On the morning of August 25, the first day of the two-day shoot-out hosted at Captain Ron’s Bar and Grill in Sunrise Beach, Mo., the course was buffeted by sustained crosswinds of 12 mph and gusts up to 20 mph. When the winds subsided somewhat in the afternoon, the heat rose to 95 degrees.
Cosker and Battiato coaxed American Ethanol to a top speed of 189 mph and 198 mph on its first two runs before uncorking the 204-mph blast. A blown supercharger belt ended the day for the team, which chose not to run at all on Sunday.
The Sunday highlight turned out to be the top speed reached by Jim Schultz and Mike Faucher in Factory Billet, an Outerlimits Offshore Powerboats 51 GTX powered by twin flexible fuel 1,950-/1,650-hp turbocharged Factory Billet engines. The teammates ran down the course at an impressive 162 mph, which was one mph faster than the speed the team ran in 2017.

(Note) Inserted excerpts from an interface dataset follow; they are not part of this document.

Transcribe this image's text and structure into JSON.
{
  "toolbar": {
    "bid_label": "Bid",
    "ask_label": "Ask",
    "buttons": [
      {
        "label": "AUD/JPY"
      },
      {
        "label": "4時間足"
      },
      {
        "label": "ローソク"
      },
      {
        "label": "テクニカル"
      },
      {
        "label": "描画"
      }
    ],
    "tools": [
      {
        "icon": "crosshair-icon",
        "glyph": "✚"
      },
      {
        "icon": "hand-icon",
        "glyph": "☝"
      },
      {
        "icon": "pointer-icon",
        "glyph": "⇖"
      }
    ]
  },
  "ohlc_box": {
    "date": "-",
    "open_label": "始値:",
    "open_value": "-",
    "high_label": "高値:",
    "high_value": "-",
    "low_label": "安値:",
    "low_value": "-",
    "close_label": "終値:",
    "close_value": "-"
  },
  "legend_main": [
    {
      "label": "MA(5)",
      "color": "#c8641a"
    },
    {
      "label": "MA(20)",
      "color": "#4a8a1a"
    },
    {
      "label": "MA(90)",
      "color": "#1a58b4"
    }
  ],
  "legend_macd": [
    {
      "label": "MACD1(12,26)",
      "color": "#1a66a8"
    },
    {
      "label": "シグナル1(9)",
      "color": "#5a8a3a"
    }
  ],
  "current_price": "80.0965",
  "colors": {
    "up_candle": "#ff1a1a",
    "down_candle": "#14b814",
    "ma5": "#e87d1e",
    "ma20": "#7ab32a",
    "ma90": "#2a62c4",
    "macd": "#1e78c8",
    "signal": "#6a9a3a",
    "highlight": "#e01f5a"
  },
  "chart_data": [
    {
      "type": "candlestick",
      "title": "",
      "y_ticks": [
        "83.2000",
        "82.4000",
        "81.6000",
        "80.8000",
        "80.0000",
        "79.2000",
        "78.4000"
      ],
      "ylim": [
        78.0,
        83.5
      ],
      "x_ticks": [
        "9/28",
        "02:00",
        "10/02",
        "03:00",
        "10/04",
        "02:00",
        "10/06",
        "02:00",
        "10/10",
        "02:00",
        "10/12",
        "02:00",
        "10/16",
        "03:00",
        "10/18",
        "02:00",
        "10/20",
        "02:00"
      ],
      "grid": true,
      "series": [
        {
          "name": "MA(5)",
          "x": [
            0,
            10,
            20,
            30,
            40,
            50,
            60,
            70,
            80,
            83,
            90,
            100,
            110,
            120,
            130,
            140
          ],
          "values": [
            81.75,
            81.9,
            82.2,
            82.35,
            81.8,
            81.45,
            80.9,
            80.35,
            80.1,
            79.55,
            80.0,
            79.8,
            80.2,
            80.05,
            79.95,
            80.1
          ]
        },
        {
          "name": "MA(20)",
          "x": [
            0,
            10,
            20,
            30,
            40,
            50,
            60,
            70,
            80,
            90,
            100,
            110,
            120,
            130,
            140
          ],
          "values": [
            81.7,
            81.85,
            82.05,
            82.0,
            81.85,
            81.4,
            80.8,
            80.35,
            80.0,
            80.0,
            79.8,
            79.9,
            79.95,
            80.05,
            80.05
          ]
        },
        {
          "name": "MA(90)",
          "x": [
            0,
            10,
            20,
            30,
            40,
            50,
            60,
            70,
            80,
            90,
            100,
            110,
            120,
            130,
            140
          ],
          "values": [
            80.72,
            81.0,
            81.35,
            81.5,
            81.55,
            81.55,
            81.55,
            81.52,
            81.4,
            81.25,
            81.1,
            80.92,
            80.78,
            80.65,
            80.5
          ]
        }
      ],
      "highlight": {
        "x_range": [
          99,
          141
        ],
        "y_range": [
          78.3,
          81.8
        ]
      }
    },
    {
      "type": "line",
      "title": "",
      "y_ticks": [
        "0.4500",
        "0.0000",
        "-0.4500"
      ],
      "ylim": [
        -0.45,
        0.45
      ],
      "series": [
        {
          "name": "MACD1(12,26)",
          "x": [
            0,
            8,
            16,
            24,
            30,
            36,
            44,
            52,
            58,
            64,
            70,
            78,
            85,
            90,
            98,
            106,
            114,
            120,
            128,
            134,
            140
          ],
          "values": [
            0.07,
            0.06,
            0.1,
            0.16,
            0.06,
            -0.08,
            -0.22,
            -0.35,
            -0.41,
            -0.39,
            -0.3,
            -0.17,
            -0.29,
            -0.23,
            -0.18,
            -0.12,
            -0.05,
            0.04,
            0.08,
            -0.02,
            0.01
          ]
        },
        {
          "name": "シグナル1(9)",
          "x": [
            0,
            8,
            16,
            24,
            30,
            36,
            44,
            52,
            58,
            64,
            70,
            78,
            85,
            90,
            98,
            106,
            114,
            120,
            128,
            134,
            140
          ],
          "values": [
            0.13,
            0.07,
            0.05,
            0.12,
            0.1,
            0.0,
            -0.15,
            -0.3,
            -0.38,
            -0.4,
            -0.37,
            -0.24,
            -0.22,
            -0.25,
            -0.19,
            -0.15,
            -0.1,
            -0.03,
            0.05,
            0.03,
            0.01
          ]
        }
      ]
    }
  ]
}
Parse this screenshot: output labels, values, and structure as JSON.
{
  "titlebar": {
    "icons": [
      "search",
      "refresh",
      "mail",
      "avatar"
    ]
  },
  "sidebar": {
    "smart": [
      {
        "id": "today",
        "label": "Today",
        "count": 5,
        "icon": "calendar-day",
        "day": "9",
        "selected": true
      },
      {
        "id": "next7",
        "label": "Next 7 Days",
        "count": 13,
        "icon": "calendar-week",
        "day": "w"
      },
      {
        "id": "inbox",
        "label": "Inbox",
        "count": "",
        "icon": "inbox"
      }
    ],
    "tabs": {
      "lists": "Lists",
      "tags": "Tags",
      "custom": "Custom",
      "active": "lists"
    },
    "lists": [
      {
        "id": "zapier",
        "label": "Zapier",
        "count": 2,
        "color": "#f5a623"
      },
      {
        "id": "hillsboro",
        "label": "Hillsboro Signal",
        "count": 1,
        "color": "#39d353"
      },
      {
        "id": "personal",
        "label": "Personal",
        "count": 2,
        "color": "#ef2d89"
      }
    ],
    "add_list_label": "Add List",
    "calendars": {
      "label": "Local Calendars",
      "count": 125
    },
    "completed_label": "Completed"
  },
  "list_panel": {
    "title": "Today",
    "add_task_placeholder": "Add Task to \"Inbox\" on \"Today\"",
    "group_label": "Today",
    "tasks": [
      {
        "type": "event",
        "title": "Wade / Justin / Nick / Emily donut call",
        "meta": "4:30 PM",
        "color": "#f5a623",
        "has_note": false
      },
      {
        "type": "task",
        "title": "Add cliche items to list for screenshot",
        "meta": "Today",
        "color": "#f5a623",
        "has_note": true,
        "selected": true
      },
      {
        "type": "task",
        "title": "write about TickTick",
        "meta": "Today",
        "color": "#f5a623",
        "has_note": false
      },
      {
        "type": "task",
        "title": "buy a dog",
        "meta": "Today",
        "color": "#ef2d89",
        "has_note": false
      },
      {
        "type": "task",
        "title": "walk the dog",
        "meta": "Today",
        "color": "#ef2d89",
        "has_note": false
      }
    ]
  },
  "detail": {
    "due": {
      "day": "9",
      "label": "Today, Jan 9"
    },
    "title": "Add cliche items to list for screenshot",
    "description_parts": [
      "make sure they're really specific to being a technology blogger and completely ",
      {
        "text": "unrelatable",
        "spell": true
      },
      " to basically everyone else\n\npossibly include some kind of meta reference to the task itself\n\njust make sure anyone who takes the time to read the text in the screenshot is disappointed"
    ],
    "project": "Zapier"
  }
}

First-time Shootout competitor Billy Moore of Florida upped the 114-mph pass he did on Saturday in the Big Thunder Marine 32-foot Fountain Powerboats catamaran powered twin Mercury Racing Verado 400R engines to 119 mph.
“Man that was fun—I had a great time here this year,” said Moore, who was part of the crew for the Spirit of Qatar Mystic cat that ran a mind-blowing 244 mph to claim the overall Top Gun trophy in 2014. “It was nice to be able and come out and run faster today and put up a good number for the team at Fountain and Big Thunder Marine.”
The slowest boat at the Shootout was also the most novel. A 23-foot Calypso Classic center console powered by a single Torqeedo 80-hp/66-kilowatt Deep Blue electric outboard zipped through the course a 25 mph, with Boating Magazine Editor-at-Large Randy Vance at the helm. The energy came from Torqeedo high-capacity Deep Blue batteries with BMW i technology. Thanks to cooperation with BMW i, Torqeedo has made state-of-the-art automotive battery engineering available for the marine market utilizing the technology introduced in the BMW i3 and BMW i8.
“Both Torqeedo and Boating Magazine wanted to figure out a way to help promote the growth of electric outboards – of course Torqeedo is one of the company’s on the spear point of that — so we asked them about doing a boat together and they said they’d love to do it,” said Vance. “They asked me if I’d drive the boat and I said I’d love to run it. The team at Torqeedo has been working on the boat for about five months. There’s a lot of custom work that they did in here to get the boat ready.”
Watch for a feature on this effort in an upcoming issue of Boating Magazine.